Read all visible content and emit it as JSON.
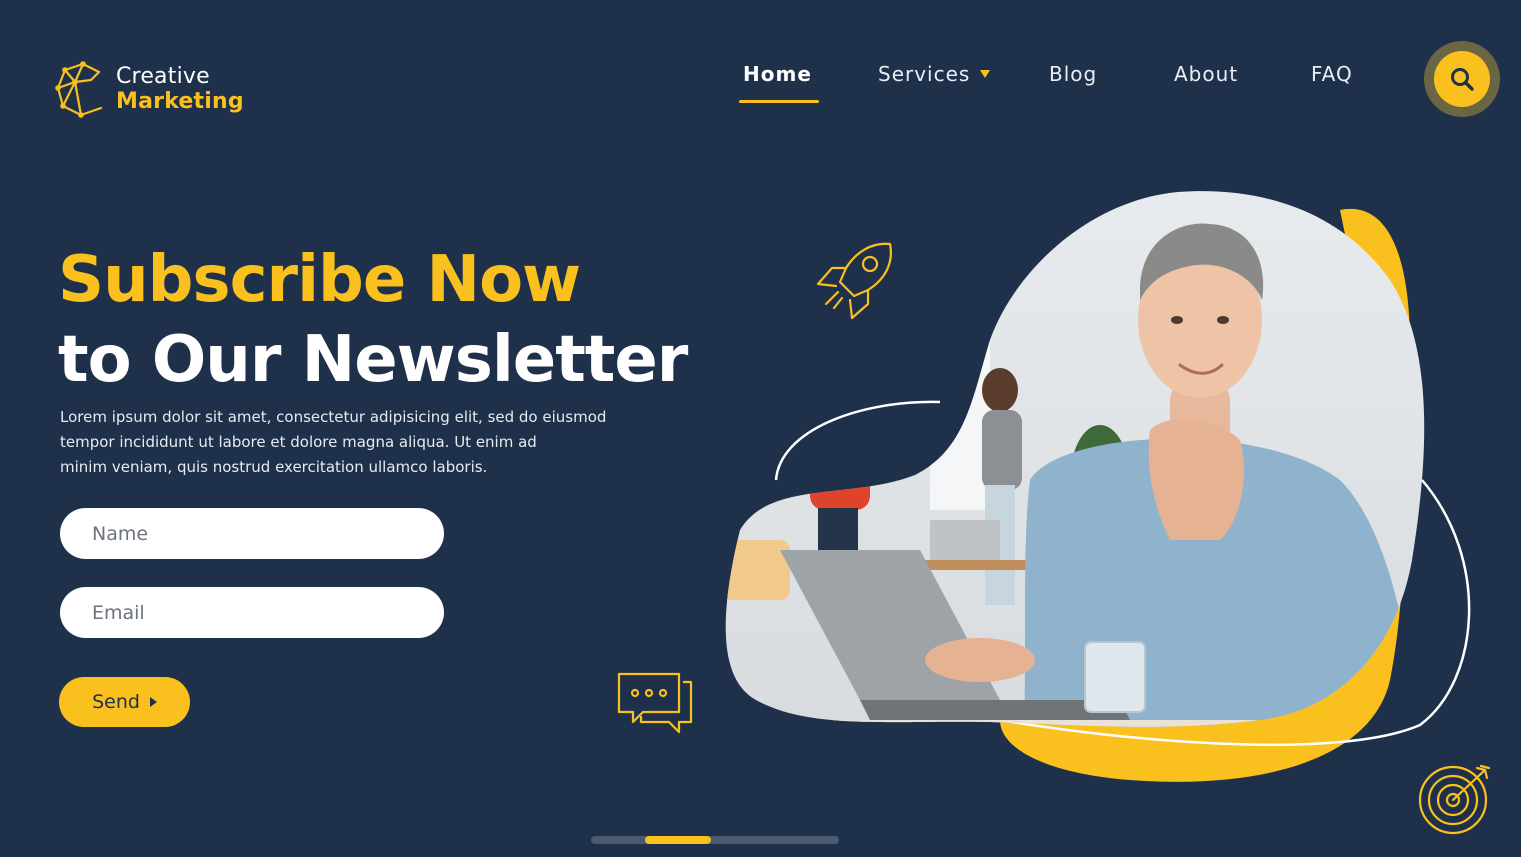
{
  "brand": {
    "line1": "Creative",
    "line2": "Marketing",
    "logo_icon": "c-network-logo-icon"
  },
  "nav": {
    "items": [
      {
        "label": "Home",
        "active": true
      },
      {
        "label": "Services",
        "has_dropdown": true
      },
      {
        "label": "Blog"
      },
      {
        "label": "About"
      },
      {
        "label": "FAQ"
      }
    ],
    "search_icon": "search-icon"
  },
  "hero": {
    "title_line1": "Subscribe Now",
    "title_line2": "to Our Newsletter",
    "description": [
      "Lorem ipsum dolor sit amet, consectetur adipisicing elit, sed do eiusmod",
      "tempor incididunt ut labore et dolore magna aliqua. Ut enim ad",
      "minim veniam, quis nostrud exercitation ullamco laboris."
    ]
  },
  "form": {
    "name_placeholder": "Name",
    "email_placeholder": "Email",
    "send_label": "Send"
  },
  "decor": {
    "icons": [
      "rocket-icon",
      "chat-bubbles-icon",
      "target-arrow-icon"
    ]
  },
  "pagination": {
    "active_index": 1,
    "total": 4
  },
  "colors": {
    "background": "#1f314a",
    "accent": "#f9c01e",
    "text": "#ffffff"
  }
}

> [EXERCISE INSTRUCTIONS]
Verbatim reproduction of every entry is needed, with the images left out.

> [FINAL ANSWER]
Read all visible content and emit it as JSON.
{
  "brand": {
    "line1": "Creative",
    "line2": "Marketing",
    "logo_icon": "c-network-logo-icon"
  },
  "nav": {
    "items": [
      {
        "label": "Home",
        "active": true
      },
      {
        "label": "Services",
        "has_dropdown": true
      },
      {
        "label": "Blog"
      },
      {
        "label": "About"
      },
      {
        "label": "FAQ"
      }
    ],
    "search_icon": "search-icon"
  },
  "hero": {
    "title_line1": "Subscribe Now",
    "title_line2": "to Our Newsletter",
    "description": [
      "Lorem ipsum dolor sit amet, consectetur adipisicing elit, sed do eiusmod",
      "tempor incididunt ut labore et dolore magna aliqua. Ut enim ad",
      "minim veniam, quis nostrud exercitation ullamco laboris."
    ]
  },
  "form": {
    "name_placeholder": "Name",
    "email_placeholder": "Email",
    "send_label": "Send"
  },
  "decor": {
    "icons": [
      "rocket-icon",
      "chat-bubbles-icon",
      "target-arrow-icon"
    ]
  },
  "pagination": {
    "active_index": 1,
    "total": 4
  },
  "colors": {
    "background": "#1f314a",
    "accent": "#f9c01e",
    "text": "#ffffff"
  }
}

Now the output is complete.